My husband (who was the only one in the family who would eat almost any part of the chicken) passed away six years ago, everybody else was concerned about the fat in dark meat, and even the dog was on a chicken breast diet after a pancreatitis attack.  At that point, I started buying skinless chicken breasts, either fresh from the market or in big freezer packs from Sam’s.  They were handy to use with no waste and I was completely converted.

Then, one day I saw a blog about cooking a whole chicken in a slow cooker.  I’m not a big fan of slow cookers, so I cooked mine on the stovetop in a big Dutch oven.   I realized even after removing the skin after cooking, there was still more fat than in the skinless variety, but the taste and texture of the chicken was so wonderful that I felt it was worth it.  Here’s how I do a whole chicken:

My market handles a good quality fresh Amish roaster which I buy in a 4-pound  size for about $7.  I wash the chicken and put it in a big Dutch oven, cover with water and cook over medium heat for approximately 1-1/2 hours…

….turning halfway through the cooking.

When the chicken is done (and I like it very well done), I remove the pot from the heat, place the chicken on a platter to cool slightly and pour the broth into a large container.  When the chicken is cool enough to handle, I remove the skin and remove the chicken from the bones, separating it into containers:  white meat, dark meat and scraps for the dog.

From the 4 lb., 11 oz., chicken I cooked today, I got 3 cups of white meat, 1-1/2 cups of dark meat, 1 cup of scraps and 8 cups of rich chicken broth.

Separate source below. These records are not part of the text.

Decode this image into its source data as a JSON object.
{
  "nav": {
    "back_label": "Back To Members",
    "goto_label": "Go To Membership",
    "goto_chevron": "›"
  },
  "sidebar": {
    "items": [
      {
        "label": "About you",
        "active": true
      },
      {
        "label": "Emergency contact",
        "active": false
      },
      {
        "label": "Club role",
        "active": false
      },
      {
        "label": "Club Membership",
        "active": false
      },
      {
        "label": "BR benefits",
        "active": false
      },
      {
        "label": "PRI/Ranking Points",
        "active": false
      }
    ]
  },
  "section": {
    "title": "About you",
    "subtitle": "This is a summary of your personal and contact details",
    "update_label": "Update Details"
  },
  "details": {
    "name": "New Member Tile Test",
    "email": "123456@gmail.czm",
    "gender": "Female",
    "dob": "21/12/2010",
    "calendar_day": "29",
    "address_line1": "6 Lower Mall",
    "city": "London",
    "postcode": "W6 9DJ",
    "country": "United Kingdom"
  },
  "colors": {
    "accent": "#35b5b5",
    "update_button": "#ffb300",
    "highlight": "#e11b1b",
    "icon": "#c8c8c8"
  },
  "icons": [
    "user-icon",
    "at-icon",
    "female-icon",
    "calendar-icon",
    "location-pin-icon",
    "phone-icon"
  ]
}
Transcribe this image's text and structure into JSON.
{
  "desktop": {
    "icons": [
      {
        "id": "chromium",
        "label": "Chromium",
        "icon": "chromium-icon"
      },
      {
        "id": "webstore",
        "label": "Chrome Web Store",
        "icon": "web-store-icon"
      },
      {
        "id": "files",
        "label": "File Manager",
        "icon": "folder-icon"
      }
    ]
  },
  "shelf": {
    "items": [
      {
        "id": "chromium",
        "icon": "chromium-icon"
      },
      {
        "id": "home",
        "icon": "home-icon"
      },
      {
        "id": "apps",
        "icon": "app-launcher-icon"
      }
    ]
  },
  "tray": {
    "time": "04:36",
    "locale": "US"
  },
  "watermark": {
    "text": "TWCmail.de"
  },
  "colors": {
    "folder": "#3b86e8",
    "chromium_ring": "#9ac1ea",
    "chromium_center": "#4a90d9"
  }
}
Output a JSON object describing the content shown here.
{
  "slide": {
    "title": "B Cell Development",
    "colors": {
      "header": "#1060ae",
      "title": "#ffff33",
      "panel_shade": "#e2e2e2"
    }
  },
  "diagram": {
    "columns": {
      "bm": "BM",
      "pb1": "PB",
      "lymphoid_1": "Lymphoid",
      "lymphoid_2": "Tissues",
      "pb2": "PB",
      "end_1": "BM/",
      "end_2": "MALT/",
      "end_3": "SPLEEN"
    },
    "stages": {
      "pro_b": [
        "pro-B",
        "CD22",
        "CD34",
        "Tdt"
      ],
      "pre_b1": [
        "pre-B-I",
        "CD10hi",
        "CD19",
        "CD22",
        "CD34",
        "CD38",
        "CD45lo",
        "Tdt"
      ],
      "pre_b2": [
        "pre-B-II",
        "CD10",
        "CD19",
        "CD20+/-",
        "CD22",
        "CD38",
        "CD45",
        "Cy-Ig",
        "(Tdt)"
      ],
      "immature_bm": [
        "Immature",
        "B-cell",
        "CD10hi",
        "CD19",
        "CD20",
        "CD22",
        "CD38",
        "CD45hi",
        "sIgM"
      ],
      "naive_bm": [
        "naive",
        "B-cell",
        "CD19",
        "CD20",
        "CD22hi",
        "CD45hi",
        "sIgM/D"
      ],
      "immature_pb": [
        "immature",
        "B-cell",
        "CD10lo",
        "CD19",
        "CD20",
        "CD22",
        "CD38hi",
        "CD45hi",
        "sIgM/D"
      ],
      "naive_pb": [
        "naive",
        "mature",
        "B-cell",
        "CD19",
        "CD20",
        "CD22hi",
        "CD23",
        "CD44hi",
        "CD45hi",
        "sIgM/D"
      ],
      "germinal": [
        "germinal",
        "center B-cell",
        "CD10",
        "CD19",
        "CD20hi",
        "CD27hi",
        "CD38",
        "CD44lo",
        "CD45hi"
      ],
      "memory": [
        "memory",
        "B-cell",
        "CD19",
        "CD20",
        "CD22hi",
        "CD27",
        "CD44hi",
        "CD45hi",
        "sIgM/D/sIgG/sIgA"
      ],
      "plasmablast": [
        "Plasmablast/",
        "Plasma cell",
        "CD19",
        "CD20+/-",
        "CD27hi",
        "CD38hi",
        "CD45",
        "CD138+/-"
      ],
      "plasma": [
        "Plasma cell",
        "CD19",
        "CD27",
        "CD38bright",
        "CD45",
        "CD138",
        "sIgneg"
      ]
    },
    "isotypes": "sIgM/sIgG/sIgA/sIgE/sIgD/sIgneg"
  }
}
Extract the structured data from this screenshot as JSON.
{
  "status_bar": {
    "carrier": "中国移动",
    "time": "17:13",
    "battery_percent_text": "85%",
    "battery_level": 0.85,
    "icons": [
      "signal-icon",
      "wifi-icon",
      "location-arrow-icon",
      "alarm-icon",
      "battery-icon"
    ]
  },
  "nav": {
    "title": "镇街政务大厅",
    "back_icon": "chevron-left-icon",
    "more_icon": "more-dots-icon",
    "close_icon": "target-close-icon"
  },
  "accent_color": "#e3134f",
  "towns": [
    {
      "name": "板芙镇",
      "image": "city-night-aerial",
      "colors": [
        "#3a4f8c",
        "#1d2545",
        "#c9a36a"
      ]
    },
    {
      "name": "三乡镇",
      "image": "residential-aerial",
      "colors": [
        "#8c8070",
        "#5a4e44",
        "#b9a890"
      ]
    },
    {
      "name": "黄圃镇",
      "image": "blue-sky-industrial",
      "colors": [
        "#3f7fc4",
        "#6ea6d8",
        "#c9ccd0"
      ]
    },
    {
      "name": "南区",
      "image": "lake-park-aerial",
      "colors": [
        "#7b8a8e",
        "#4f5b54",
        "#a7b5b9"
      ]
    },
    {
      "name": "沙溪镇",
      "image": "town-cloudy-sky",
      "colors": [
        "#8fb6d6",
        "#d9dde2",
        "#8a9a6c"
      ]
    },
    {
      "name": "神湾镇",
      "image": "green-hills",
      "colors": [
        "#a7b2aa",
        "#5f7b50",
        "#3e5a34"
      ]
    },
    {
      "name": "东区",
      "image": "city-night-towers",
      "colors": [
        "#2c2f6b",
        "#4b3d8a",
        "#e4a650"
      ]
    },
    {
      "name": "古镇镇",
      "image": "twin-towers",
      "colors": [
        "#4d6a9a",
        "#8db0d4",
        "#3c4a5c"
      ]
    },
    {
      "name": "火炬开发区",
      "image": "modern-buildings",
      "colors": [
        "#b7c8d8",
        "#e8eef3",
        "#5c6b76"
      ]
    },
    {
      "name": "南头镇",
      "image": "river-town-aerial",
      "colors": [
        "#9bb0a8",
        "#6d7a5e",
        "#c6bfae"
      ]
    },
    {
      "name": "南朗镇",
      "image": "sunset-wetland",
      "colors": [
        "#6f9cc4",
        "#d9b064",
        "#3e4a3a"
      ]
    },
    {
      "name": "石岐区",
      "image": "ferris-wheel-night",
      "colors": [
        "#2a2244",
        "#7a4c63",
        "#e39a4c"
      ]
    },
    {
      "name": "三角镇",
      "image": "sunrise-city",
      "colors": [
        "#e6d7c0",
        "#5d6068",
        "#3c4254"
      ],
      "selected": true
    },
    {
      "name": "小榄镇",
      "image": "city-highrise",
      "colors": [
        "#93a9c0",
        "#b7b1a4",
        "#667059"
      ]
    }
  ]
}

I prefer to leave any seasonings or vegetables out of this procedure so I can have more options on using the chicken and broth.  I put the packages of chicken in the freezer (minus what I wanted to use that day) and refrigerated the broth.  The next morning, I will remove any fat from the broth and put it in smaller containers for the freezer.  Note that this broth won’t have the preservatives of commercial broth and should be in containers that will be used in a few days.

The flavor of the chicken is great and the broth is so much better than the canned or boxed stuff.  I feel I get my full money’s worth out of $7 worth of chicken and with minimal time and trouble.

Here are some of my favorite recipes using a cup or two of cooked chicken.  Either white or dark meat can be used.

Chicken and Black Bean Burrito Casserole

Chicken and Asparagus Pudding

Yukon Chicken Salad

Chicken and Eggplant Parmesan

Balsamic Chicken Melt

Easy Chicken a la King

Chicken Puffs with Mushroom Sauce